AIM OF THE EXERCISE
Report each line of the records below that uses the word "plush".

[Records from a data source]
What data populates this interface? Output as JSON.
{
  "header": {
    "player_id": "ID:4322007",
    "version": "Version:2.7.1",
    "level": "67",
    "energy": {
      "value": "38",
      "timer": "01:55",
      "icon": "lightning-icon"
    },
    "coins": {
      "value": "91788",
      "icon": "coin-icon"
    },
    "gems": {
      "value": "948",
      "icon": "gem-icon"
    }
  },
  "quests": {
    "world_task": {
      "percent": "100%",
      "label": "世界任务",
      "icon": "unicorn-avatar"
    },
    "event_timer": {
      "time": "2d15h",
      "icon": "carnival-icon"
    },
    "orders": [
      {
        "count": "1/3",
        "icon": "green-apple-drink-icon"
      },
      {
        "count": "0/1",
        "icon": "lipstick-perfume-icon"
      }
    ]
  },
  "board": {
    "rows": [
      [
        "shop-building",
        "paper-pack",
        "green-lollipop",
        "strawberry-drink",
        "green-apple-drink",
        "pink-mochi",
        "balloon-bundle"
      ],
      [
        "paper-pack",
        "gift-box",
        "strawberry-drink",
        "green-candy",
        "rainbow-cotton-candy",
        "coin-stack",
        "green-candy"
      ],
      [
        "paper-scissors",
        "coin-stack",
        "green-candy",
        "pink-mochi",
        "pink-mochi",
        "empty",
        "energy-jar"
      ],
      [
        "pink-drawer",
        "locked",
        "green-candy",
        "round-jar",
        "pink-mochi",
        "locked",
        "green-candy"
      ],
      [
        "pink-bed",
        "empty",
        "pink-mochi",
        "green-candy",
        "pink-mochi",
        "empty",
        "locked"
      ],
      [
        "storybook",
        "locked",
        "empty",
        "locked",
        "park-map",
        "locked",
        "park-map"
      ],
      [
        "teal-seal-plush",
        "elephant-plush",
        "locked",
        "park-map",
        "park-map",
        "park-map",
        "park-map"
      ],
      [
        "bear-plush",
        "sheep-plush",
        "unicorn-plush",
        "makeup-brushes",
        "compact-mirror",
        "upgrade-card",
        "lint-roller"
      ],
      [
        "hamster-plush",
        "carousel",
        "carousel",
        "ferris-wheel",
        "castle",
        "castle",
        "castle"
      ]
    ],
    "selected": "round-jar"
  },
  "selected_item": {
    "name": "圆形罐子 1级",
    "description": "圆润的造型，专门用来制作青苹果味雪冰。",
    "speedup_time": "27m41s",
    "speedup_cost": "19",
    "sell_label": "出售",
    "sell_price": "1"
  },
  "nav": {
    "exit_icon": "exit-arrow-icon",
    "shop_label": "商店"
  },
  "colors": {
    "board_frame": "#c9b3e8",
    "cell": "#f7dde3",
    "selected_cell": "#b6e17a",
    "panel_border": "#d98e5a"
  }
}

RESPONSE FOR THIS EXERCISE
        "teal-seal-plush",
        "elephant-plush",
        "bear-plush",
        "sheep-plush",
        "unicorn-plush",
        "hamster-plush",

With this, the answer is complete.